### [MATERIAL FOR THIS EXERCISE]
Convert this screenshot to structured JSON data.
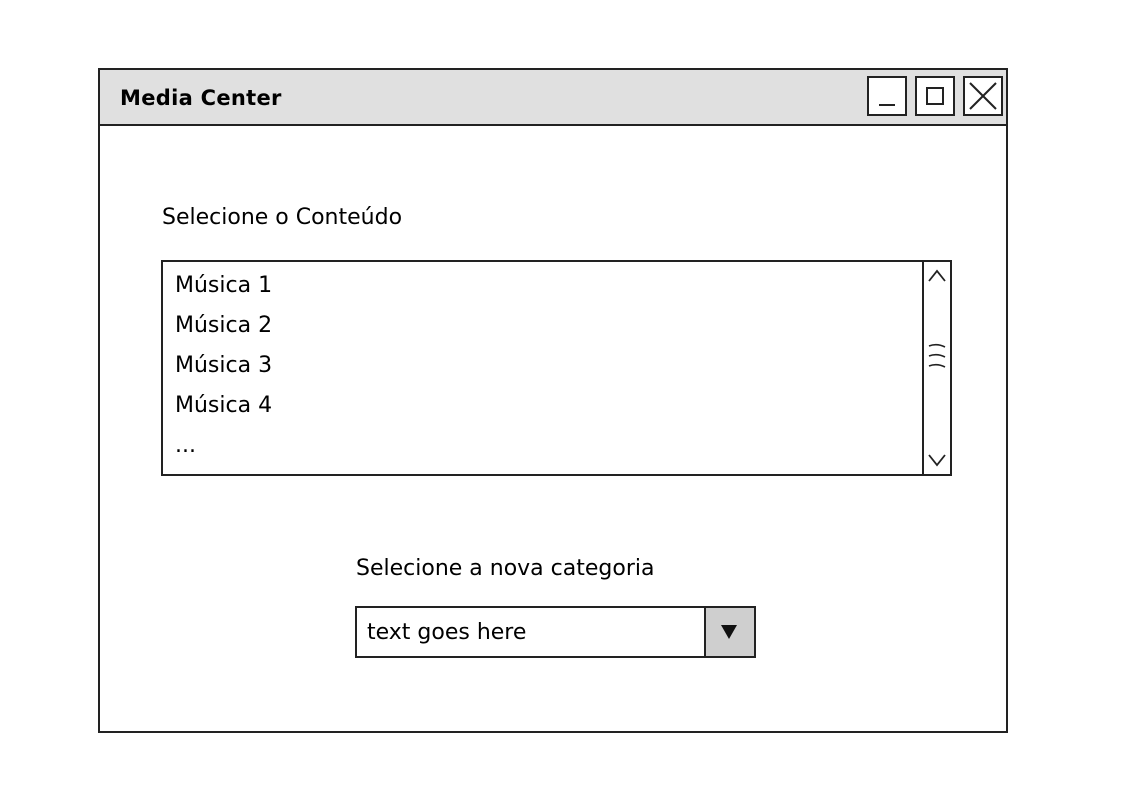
{
  "window": {
    "title": "Media Center",
    "controls": {
      "minimize_icon": "minimize-icon",
      "maximize_icon": "maximize-icon",
      "close_icon": "close-icon"
    }
  },
  "content_section": {
    "label": "Selecione o Conteúdo",
    "items": [
      "Música 1",
      "Música 2",
      "Música 3",
      "Música 4",
      "..."
    ],
    "scrollbar": {
      "up_icon": "chevron-up-icon",
      "down_icon": "chevron-down-icon",
      "thumb_icon": "grip-icon"
    }
  },
  "category_section": {
    "label": "Selecione a nova categoria",
    "dropdown_value": "text goes here",
    "dropdown_icon": "triangle-down-icon"
  },
  "colors": {
    "titlebar": "#e0e0e0",
    "dropdown_button": "#cfcfcf",
    "border": "#222222"
  }
}
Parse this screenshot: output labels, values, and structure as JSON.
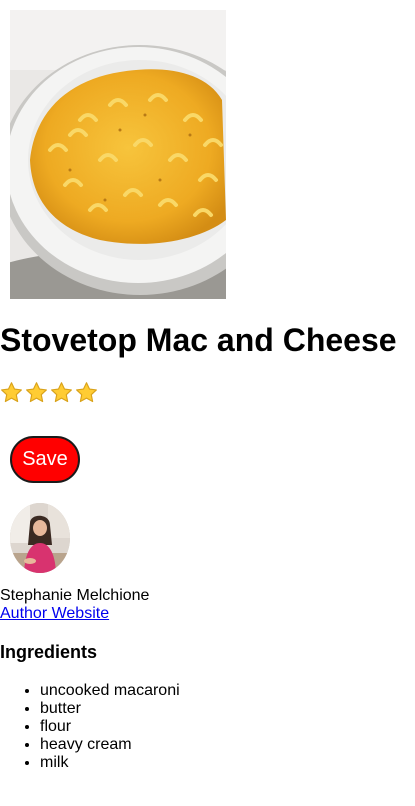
{
  "recipe": {
    "title": "Stovetop Mac and Cheese",
    "rating": 4,
    "save_label": "Save"
  },
  "author": {
    "name": "Stephanie Melchione",
    "website_label": "Author Website"
  },
  "ingredients": {
    "heading": "Ingredients",
    "items": [
      "uncooked macaroni",
      "butter",
      "flour",
      "heavy cream",
      "milk"
    ]
  },
  "colors": {
    "save_button": "#ff0000",
    "link": "#0000ee",
    "star": "#ffcc33"
  }
}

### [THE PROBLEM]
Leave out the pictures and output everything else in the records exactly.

### [ANSWER TO THIS PROBLEM]
Convert this screenshot to structured JSON data.
{
  "window": {
    "title": "Media Center",
    "controls": {
      "minimize_icon": "minimize-icon",
      "maximize_icon": "maximize-icon",
      "close_icon": "close-icon"
    }
  },
  "content_section": {
    "label": "Selecione o Conteúdo",
    "items": [
      "Música 1",
      "Música 2",
      "Música 3",
      "Música 4",
      "..."
    ],
    "scrollbar": {
      "up_icon": "chevron-up-icon",
      "down_icon": "chevron-down-icon",
      "thumb_icon": "grip-icon"
    }
  },
  "category_section": {
    "label": "Selecione a nova categoria",
    "dropdown_value": "text goes here",
    "dropdown_icon": "triangle-down-icon"
  },
  "colors": {
    "titlebar": "#e0e0e0",
    "dropdown_button": "#cfcfcf",
    "border": "#222222"
  }
}
Parse this screenshot: output labels, values, and structure as JSON.
{
  "recipe": {
    "title": "Stovetop Mac and Cheese",
    "rating": 4,
    "save_label": "Save"
  },
  "author": {
    "name": "Stephanie Melchione",
    "website_label": "Author Website"
  },
  "ingredients": {
    "heading": "Ingredients",
    "items": [
      "uncooked macaroni",
      "butter",
      "flour",
      "heavy cream",
      "milk"
    ]
  },
  "colors": {
    "save_button": "#ff0000",
    "link": "#0000ee",
    "star": "#ffcc33"
  }
}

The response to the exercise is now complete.